__EXERCISE AIM__: In your copy of the data, include no pictures and alter nothing else.

*** EXERCISE INPUT ***

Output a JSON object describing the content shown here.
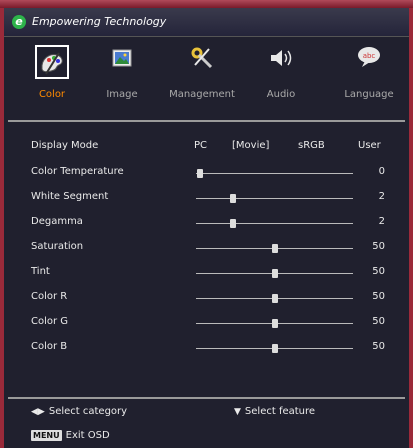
{
  "header": {
    "brand_text": "Empowering Technology",
    "logo_letter": "e"
  },
  "tabs": [
    {
      "label": "Color",
      "icon": "palette-icon",
      "active": true
    },
    {
      "label": "Image",
      "icon": "image-icon",
      "active": false
    },
    {
      "label": "Management",
      "icon": "tools-icon",
      "active": false
    },
    {
      "label": "Audio",
      "icon": "speaker-icon",
      "active": false
    },
    {
      "label": "Language",
      "icon": "speech-bubble-icon",
      "active": false
    }
  ],
  "settings": {
    "display_mode": {
      "label": "Display Mode",
      "options": [
        "PC",
        "[Movie]",
        "sRGB",
        "User"
      ],
      "selected": "Movie"
    },
    "sliders": [
      {
        "label": "Color Temperature",
        "value": "0",
        "fraction": 0.0
      },
      {
        "label": "White Segment",
        "value": "2",
        "fraction": 0.22
      },
      {
        "label": "Degamma",
        "value": "2",
        "fraction": 0.22
      },
      {
        "label": "Saturation",
        "value": "50",
        "fraction": 0.5
      },
      {
        "label": "Tint",
        "value": "50",
        "fraction": 0.5
      },
      {
        "label": "Color R",
        "value": "50",
        "fraction": 0.5
      },
      {
        "label": "Color G",
        "value": "50",
        "fraction": 0.5
      },
      {
        "label": "Color B",
        "value": "50",
        "fraction": 0.5
      }
    ]
  },
  "footer": {
    "select_category": "Select category",
    "select_feature": "Select feature",
    "menu_key": "MENU",
    "exit_osd": "Exit OSD"
  },
  "colors": {
    "accent": "#ff8a00",
    "frame": "#9a2a3a",
    "logo": "#2db34a"
  }
}
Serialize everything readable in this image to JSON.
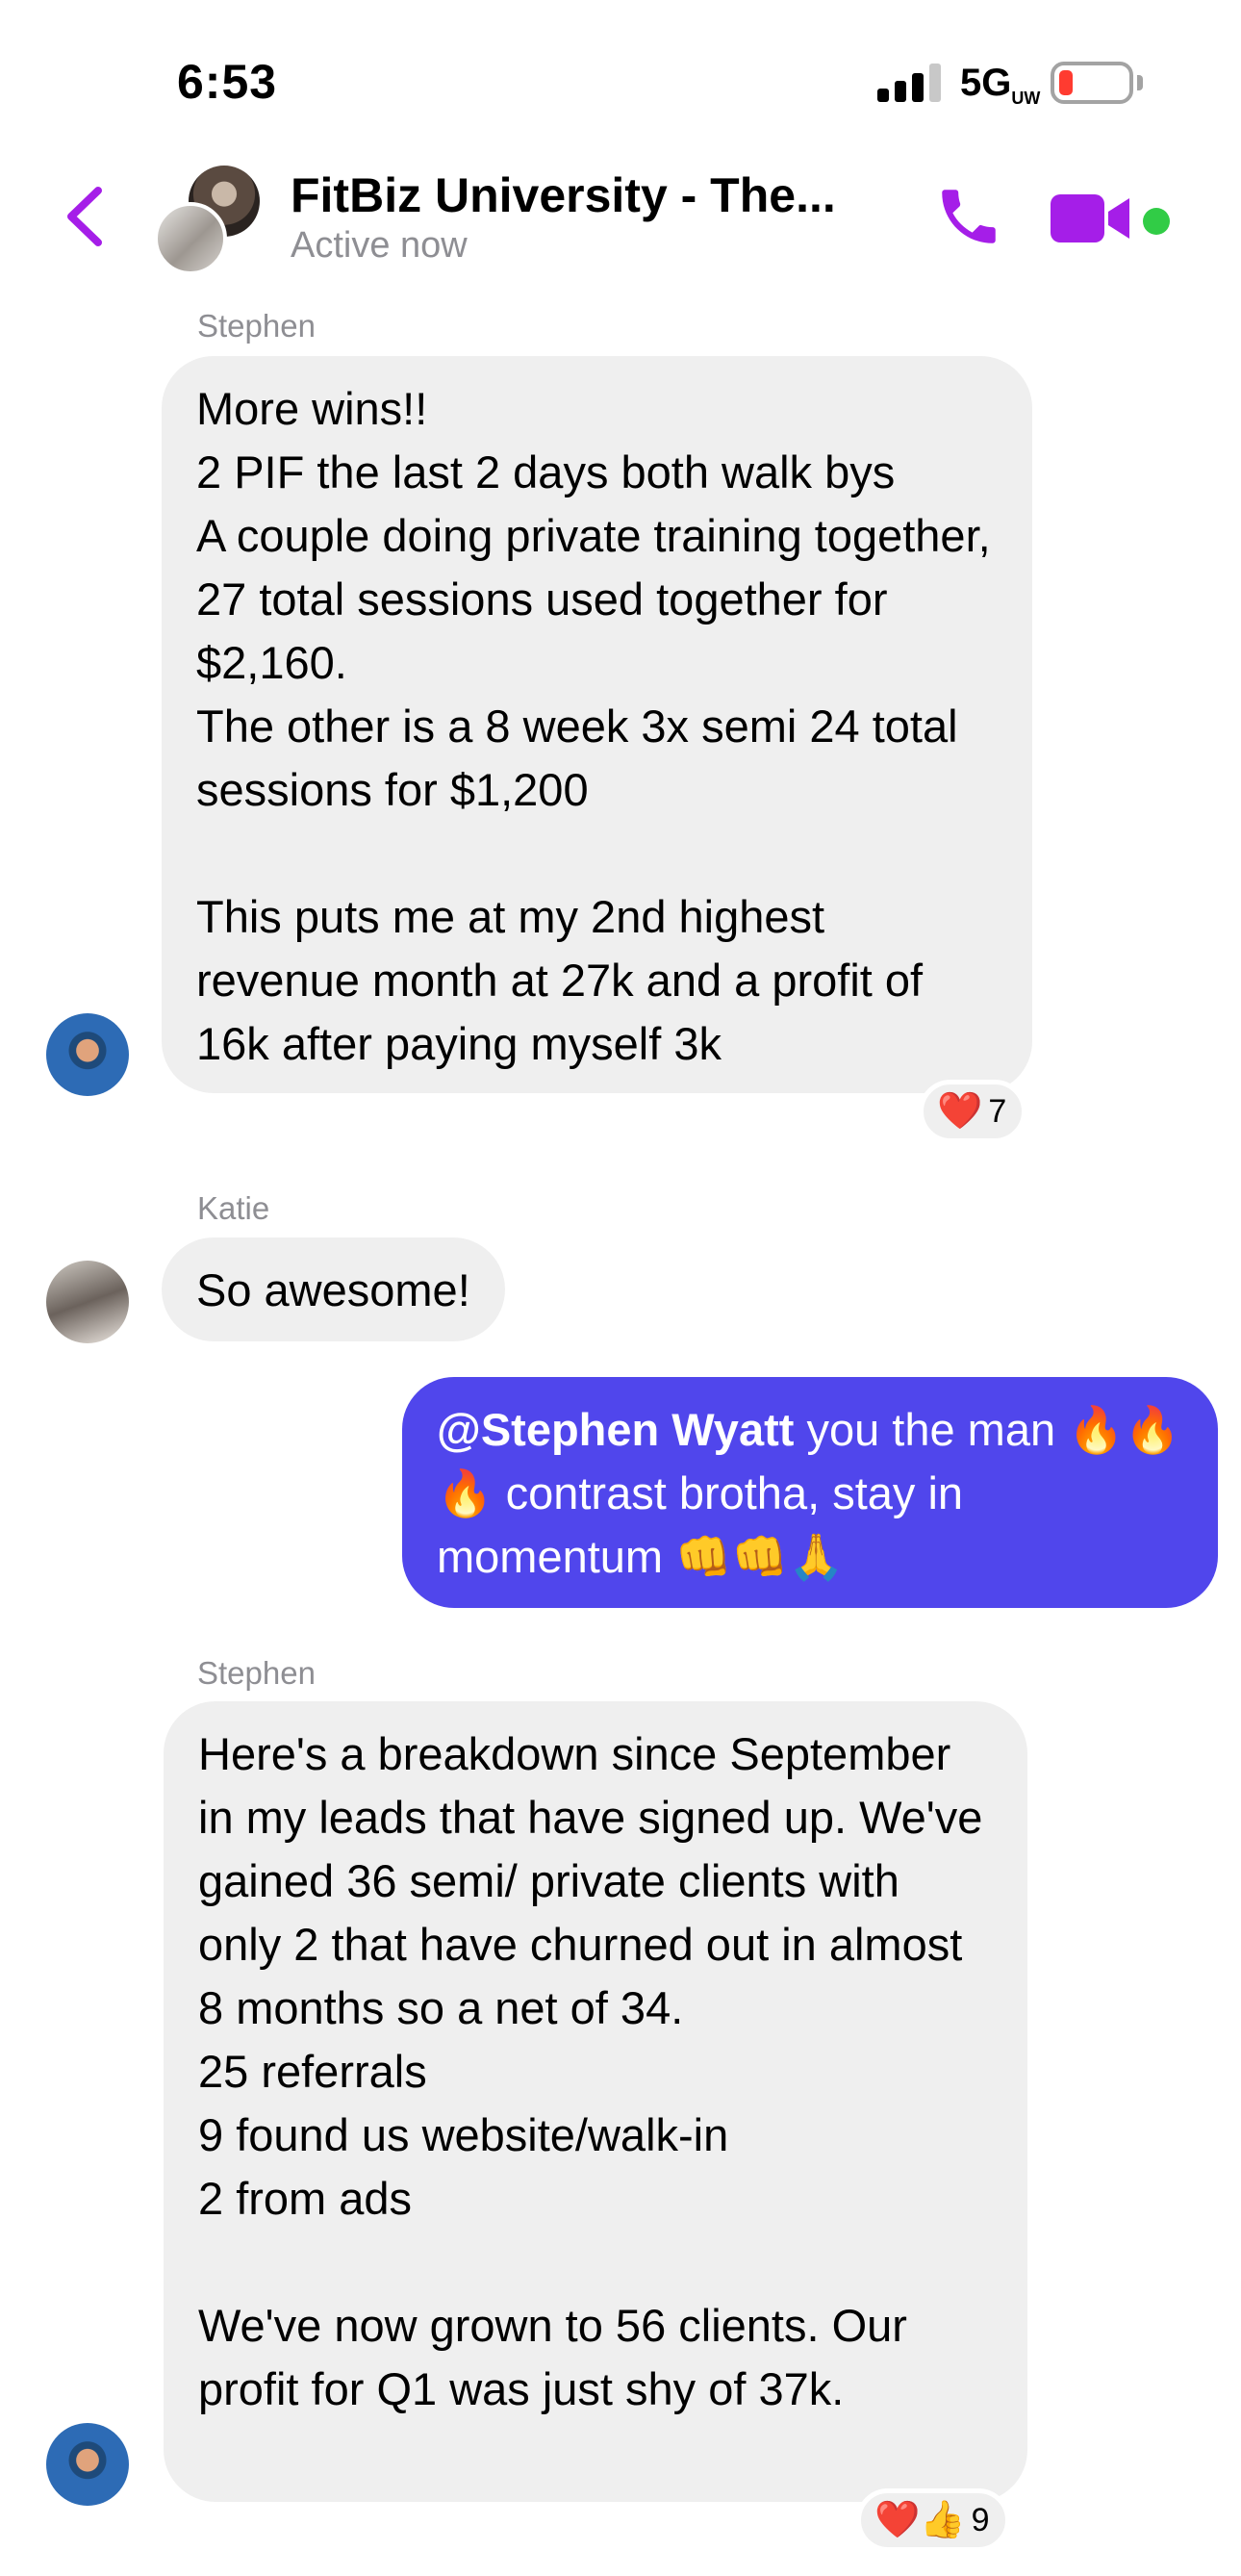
{
  "status_bar": {
    "time": "6:53",
    "network": "5G",
    "network_suffix": "UW",
    "battery_color": "#ff3b30"
  },
  "header": {
    "back_icon": "chevron-left-icon",
    "title": "FitBiz University - The...",
    "subtitle": "Active now",
    "call_icon": "phone-icon",
    "video_icon": "video-camera-icon",
    "accent_color": "#a51ee8",
    "online_color": "#31cc46"
  },
  "messages": [
    {
      "sender": "Stephen",
      "text": "More wins!!\n2 PIF the last 2 days both walk bys\nA couple doing private training together, 27 total sessions used together for $2,160.\nThe other is a 8 week 3x semi 24 total sessions for $1,200\n\nThis puts me at my 2nd highest revenue month at 27k and a profit of 16k after paying myself 3k",
      "reaction": {
        "emoji": "❤️",
        "count": "7"
      }
    },
    {
      "sender": "Katie",
      "text": "So awesome!"
    },
    {
      "mention": "@Stephen Wyatt",
      "text": " you the man 🔥🔥🔥 contrast brotha, stay in momentum 👊👊🙏"
    },
    {
      "sender": "Stephen",
      "text": "Here's a breakdown since September in my leads that have signed up.  We've gained 36 semi/ private clients with only 2 that have churned out in almost 8 months so a net of 34.\n25 referrals\n9 found us website/walk-in\n2 from ads\n\nWe've now grown to 56 clients. Our profit for Q1 was just shy of 37k.",
      "reaction": {
        "emoji": "❤️👍",
        "count": "9"
      }
    }
  ],
  "colors": {
    "incoming_bubble": "#efefef",
    "outgoing_bubble": "#5046ec"
  }
}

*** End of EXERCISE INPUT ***

__SOLUTION BELOW__:
Output a JSON object describing the content shown here.
{
  "header": {
    "brand_text": "Empowering Technology",
    "logo_letter": "e"
  },
  "tabs": [
    {
      "label": "Color",
      "icon": "palette-icon",
      "active": true
    },
    {
      "label": "Image",
      "icon": "image-icon",
      "active": false
    },
    {
      "label": "Management",
      "icon": "tools-icon",
      "active": false
    },
    {
      "label": "Audio",
      "icon": "speaker-icon",
      "active": false
    },
    {
      "label": "Language",
      "icon": "speech-bubble-icon",
      "active": false
    }
  ],
  "settings": {
    "display_mode": {
      "label": "Display Mode",
      "options": [
        "PC",
        "[Movie]",
        "sRGB",
        "User"
      ],
      "selected": "Movie"
    },
    "sliders": [
      {
        "label": "Color Temperature",
        "value": "0",
        "fraction": 0.0
      },
      {
        "label": "White Segment",
        "value": "2",
        "fraction": 0.22
      },
      {
        "label": "Degamma",
        "value": "2",
        "fraction": 0.22
      },
      {
        "label": "Saturation",
        "value": "50",
        "fraction": 0.5
      },
      {
        "label": "Tint",
        "value": "50",
        "fraction": 0.5
      },
      {
        "label": "Color R",
        "value": "50",
        "fraction": 0.5
      },
      {
        "label": "Color G",
        "value": "50",
        "fraction": 0.5
      },
      {
        "label": "Color B",
        "value": "50",
        "fraction": 0.5
      }
    ]
  },
  "footer": {
    "select_category": "Select category",
    "select_feature": "Select feature",
    "menu_key": "MENU",
    "exit_osd": "Exit OSD"
  },
  "colors": {
    "accent": "#ff8a00",
    "frame": "#9a2a3a",
    "logo": "#2db34a"
  }
}
Serialize everything readable in this image to JSON.
{
  "status_bar": {
    "time": "6:53",
    "network": "5G",
    "network_suffix": "UW",
    "battery_color": "#ff3b30"
  },
  "header": {
    "back_icon": "chevron-left-icon",
    "title": "FitBiz University - The...",
    "subtitle": "Active now",
    "call_icon": "phone-icon",
    "video_icon": "video-camera-icon",
    "accent_color": "#a51ee8",
    "online_color": "#31cc46"
  },
  "messages": [
    {
      "sender": "Stephen",
      "text": "More wins!!\n2 PIF the last 2 days both walk bys\nA couple doing private training together, 27 total sessions used together for $2,160.\nThe other is a 8 week 3x semi 24 total sessions for $1,200\n\nThis puts me at my 2nd highest revenue month at 27k and a profit of 16k after paying myself 3k",
      "reaction": {
        "emoji": "❤️",
        "count": "7"
      }
    },
    {
      "sender": "Katie",
      "text": "So awesome!"
    },
    {
      "mention": "@Stephen Wyatt",
      "text": " you the man 🔥🔥🔥 contrast brotha, stay in momentum 👊👊🙏"
    },
    {
      "sender": "Stephen",
      "text": "Here's a breakdown since September in my leads that have signed up.  We've gained 36 semi/ private clients with only 2 that have churned out in almost 8 months so a net of 34.\n25 referrals\n9 found us website/walk-in\n2 from ads\n\nWe've now grown to 56 clients. Our profit for Q1 was just shy of 37k.",
      "reaction": {
        "emoji": "❤️👍",
        "count": "9"
      }
    }
  ],
  "colors": {
    "incoming_bubble": "#efefef",
    "outgoing_bubble": "#5046ec"
  }
}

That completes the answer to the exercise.